JMU Fulbright-Hays: Virginia Teachers in KENYA Seminar 2006
Virginia Teachers and their hosts in Kakamega District, Kenya
To view curricula developed by our participating teachers...
In 2006, the Office of International Programs (oIP) received a Group Projects Abroad award from Fulbright-Hays/Department of Education for an exciting project to take local K-12 teachers to Kenya for a 5-week Travel Seminar. The project was co-sponsored by the oIP and received support from the IBAVI, the International Beliefs and Values Institute.
The objectives of this program were to facilitate an understanding and appreciation among participants of Kenya’s varied cultures, the relationships between people and their environments, and the history and current challenges of the education system. Selection of participating teachers was competitive and participants were obligated to develop curricula based on their experiences. (CLICK HERE to view K-12 curricula)
The traveling group included fifteen teachers from Harrisonburg, Staunton, Rockingham and Augusta school districts, three JMU students. The group was led by PI and Project Director Jennifer Coffman, Curriculum Specialist Teresa Harris, and Project Manager Lorie Merrow. Two Kenyans traveled with the group, providing an introduction to Swahili, answering all manner of questions, and aiding or advising in many situations.
The Seminar was composed of three short stays in Nairobi, beginning, middle and end, and two extended visits to rural areas. In addition to visiting various venues of cultural interest along the way to enhance understanding of Kenya, including National parks, museums, churches and NGOs, the group spent a good deal of time in public schools, which was the focus of the Seminar. Overall, the group observed and guest-taught in five schools.
As part of the Seminar participants collected donations ahead of time and were able to give almost $5000 worth of desks, books, and basic supplies to the schools that welcomed them. The presentations of these items included beautiful song and dance performances by student groups that demonstrated a strong sense of gratitude.

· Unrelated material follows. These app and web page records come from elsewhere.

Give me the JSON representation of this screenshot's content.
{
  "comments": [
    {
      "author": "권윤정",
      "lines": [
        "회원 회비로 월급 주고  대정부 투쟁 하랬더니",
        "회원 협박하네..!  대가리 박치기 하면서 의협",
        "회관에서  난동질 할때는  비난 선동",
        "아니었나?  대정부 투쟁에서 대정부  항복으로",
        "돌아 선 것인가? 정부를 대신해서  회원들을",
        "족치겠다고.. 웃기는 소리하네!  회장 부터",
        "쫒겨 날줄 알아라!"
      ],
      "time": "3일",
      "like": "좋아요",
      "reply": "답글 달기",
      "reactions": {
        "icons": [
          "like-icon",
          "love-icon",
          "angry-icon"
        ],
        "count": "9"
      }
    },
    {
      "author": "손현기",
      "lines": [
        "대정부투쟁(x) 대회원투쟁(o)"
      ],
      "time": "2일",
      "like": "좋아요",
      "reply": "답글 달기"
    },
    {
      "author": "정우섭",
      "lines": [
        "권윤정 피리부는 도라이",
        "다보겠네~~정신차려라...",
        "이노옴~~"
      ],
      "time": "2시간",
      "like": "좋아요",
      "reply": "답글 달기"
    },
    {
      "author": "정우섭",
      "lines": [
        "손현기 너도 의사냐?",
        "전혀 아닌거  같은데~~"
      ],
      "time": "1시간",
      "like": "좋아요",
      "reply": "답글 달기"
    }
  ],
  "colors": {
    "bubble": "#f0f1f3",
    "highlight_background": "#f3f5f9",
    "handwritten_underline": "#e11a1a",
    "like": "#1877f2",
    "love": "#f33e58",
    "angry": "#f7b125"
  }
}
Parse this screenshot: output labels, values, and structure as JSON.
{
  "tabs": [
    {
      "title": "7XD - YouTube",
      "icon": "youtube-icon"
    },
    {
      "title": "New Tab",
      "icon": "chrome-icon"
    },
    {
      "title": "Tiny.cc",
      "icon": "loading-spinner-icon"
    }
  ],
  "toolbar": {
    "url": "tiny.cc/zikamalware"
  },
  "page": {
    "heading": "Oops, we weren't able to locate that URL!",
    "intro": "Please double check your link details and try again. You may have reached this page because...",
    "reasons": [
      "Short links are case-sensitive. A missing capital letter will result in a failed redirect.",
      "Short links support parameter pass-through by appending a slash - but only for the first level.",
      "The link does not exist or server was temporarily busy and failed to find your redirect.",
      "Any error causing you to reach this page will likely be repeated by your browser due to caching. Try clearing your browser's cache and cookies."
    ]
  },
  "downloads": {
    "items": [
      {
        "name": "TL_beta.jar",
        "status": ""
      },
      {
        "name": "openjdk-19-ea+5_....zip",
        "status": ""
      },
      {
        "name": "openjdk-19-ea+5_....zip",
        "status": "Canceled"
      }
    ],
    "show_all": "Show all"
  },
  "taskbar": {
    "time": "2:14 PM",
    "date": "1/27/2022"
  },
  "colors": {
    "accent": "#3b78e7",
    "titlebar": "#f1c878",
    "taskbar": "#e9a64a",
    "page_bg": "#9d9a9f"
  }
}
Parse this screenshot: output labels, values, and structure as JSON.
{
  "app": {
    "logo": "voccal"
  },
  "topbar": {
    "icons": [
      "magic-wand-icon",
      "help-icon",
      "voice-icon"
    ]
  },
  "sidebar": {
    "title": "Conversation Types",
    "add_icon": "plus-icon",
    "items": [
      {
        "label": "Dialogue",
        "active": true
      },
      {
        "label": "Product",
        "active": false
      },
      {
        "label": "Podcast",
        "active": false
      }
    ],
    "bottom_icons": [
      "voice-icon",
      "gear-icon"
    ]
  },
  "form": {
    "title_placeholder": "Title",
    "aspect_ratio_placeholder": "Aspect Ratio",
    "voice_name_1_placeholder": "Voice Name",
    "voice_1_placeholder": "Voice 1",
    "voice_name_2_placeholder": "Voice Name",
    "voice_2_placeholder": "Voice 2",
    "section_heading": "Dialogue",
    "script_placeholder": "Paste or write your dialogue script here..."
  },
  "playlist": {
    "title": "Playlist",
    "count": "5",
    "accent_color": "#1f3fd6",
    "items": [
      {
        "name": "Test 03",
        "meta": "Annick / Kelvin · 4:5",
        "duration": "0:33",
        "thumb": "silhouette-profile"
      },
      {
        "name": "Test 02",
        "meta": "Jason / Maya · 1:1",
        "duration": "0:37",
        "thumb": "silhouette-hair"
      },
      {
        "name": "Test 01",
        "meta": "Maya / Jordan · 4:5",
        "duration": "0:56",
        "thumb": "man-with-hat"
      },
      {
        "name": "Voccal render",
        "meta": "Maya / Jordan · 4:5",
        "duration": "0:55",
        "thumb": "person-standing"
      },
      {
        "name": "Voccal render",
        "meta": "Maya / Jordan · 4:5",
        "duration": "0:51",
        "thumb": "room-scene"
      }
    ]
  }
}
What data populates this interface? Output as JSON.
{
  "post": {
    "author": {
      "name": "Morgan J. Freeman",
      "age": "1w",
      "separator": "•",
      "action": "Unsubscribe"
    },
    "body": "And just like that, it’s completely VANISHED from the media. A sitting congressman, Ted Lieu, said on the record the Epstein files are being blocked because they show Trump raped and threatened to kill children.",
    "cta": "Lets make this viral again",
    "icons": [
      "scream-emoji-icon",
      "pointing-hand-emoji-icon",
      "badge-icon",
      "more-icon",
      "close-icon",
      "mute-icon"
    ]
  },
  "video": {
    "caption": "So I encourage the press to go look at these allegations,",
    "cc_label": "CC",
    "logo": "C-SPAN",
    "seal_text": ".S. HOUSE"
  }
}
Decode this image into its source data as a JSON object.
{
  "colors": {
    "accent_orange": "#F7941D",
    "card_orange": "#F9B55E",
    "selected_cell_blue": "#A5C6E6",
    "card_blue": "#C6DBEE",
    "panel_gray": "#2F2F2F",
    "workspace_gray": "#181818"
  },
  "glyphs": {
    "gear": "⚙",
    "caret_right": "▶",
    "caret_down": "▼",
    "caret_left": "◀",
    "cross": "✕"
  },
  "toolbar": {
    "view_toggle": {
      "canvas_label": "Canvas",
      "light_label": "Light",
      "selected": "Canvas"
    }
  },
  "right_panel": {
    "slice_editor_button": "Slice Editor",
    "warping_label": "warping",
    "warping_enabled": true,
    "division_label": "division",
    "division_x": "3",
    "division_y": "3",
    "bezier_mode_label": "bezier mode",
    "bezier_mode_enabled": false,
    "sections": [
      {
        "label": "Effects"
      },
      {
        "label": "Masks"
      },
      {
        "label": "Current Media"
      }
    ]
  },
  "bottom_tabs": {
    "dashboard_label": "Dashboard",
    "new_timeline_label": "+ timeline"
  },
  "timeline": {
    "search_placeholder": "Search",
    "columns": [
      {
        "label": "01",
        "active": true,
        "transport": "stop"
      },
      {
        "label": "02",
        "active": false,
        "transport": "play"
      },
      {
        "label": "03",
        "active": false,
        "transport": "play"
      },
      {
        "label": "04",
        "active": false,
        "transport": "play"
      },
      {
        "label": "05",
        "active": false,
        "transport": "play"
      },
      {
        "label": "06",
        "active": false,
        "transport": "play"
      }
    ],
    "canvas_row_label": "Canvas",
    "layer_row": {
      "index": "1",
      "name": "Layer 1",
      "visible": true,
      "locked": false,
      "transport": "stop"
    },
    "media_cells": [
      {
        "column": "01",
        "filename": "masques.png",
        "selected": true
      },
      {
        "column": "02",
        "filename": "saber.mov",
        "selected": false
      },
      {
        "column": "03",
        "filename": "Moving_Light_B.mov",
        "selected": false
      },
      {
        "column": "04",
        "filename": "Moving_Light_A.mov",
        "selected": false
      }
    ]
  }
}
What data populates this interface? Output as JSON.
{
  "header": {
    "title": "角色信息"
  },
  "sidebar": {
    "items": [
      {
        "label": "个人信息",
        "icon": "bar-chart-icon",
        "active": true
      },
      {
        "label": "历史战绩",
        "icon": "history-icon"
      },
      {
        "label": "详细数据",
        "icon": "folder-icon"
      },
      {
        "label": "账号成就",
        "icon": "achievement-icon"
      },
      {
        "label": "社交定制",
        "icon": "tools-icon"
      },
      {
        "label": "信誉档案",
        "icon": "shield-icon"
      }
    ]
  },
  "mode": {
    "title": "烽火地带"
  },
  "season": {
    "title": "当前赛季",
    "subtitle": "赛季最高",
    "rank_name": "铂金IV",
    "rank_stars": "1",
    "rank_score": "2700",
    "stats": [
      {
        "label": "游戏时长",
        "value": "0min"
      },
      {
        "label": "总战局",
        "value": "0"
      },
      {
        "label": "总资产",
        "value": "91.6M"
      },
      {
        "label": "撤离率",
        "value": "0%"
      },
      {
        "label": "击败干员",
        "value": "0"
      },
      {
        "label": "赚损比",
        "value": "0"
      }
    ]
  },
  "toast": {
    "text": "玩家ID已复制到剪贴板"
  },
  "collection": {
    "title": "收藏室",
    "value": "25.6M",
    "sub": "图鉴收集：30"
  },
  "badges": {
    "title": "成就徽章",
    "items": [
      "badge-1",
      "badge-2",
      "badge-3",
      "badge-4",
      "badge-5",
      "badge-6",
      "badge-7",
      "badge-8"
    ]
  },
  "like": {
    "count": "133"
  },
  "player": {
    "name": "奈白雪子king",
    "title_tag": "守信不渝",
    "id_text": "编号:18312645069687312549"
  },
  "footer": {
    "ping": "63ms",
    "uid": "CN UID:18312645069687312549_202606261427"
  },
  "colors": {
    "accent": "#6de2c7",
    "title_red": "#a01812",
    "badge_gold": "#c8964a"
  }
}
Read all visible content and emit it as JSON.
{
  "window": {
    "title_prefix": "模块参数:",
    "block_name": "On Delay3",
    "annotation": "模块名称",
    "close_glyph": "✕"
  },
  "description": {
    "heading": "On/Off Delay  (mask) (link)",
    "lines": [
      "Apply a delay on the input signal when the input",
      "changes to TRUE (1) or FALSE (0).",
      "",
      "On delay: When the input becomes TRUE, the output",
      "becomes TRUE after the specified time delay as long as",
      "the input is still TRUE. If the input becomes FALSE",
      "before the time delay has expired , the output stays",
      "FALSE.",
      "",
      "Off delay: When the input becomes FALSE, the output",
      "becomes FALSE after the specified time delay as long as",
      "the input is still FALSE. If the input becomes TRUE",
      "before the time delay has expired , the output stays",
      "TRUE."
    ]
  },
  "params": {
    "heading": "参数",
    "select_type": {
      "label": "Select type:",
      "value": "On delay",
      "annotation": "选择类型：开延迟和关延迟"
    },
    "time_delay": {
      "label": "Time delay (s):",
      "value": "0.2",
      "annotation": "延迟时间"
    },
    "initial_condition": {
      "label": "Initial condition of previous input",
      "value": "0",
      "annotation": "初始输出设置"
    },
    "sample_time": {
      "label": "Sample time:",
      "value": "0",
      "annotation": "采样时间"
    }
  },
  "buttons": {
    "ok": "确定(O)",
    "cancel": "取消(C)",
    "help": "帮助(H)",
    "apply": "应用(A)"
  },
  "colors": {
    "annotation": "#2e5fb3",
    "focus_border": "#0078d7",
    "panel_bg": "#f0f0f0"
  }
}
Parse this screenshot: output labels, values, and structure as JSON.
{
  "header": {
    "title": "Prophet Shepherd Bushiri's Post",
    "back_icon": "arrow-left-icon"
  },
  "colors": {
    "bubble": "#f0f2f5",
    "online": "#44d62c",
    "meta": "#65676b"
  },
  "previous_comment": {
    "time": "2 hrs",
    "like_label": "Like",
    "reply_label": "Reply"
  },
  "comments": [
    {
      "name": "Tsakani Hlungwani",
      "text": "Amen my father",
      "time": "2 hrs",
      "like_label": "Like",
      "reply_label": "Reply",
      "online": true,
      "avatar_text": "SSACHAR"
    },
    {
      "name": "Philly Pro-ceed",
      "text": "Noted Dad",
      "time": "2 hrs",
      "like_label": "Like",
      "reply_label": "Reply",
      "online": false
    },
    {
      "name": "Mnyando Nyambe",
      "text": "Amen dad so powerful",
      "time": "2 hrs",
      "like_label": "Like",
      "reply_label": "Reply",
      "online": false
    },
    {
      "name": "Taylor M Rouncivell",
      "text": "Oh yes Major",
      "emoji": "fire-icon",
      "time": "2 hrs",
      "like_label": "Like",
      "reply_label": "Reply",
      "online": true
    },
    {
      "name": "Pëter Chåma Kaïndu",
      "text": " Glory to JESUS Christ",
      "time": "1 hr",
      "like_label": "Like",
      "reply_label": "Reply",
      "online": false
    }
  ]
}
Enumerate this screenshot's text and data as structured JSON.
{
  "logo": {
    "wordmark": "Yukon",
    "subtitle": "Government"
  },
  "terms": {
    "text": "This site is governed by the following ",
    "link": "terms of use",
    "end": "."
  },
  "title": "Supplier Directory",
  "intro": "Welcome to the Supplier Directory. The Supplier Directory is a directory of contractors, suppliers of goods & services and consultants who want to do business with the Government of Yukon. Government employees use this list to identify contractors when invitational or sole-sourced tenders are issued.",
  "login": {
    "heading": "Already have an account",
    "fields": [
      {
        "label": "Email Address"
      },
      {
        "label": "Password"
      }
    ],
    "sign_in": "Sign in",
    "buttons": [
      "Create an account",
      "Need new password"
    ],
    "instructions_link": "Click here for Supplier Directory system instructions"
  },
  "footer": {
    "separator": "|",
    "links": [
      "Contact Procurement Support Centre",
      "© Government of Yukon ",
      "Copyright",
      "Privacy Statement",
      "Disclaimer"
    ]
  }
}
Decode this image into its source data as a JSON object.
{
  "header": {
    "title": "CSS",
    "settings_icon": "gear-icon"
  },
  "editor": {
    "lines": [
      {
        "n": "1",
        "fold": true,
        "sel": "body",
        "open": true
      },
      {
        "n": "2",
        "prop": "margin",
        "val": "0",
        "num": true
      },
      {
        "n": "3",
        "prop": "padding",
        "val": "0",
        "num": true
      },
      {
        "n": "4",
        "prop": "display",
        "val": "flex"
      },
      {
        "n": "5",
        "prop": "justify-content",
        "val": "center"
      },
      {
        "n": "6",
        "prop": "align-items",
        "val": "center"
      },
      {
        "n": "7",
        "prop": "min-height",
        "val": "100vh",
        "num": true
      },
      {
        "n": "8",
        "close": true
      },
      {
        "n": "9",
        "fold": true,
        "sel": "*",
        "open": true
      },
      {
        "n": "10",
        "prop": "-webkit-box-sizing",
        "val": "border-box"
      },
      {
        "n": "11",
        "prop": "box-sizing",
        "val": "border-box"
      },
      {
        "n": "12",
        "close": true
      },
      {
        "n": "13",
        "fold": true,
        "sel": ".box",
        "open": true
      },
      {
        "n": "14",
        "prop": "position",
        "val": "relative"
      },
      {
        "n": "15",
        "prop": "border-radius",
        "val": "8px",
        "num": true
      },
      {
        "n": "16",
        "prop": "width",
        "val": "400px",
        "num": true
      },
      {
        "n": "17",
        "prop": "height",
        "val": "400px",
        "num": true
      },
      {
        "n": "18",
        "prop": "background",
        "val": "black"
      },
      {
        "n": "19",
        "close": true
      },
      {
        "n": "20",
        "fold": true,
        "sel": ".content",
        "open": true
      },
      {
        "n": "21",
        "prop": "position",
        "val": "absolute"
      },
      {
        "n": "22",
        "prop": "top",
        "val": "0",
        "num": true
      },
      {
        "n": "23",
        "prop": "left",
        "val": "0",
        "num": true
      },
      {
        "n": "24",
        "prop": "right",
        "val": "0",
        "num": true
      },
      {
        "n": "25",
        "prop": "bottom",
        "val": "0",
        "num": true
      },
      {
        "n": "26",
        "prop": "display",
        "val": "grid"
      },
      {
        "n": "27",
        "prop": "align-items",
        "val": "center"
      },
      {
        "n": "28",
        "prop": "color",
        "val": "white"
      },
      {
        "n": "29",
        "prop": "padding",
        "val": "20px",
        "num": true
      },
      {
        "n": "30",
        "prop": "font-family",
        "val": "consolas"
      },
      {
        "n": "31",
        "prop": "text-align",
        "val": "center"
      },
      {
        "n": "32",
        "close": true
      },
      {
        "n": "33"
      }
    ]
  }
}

As participants wended their way through schools, parks, hospitals, over pot-holed or bumpy dirt roads, into dusty town markets, homes, as they struggled with Swahili, Kenyans consistently demonstrated their remarkable capacity for kindness, grace and openness, always taking time for a chat, an explanation, or a joke. Gains for the participants, for Kenya and for our local community are immeasurable. Each teacher is developing curricula brought back cultural artifacts and books from Kenya, all of which will be shared with other faculty.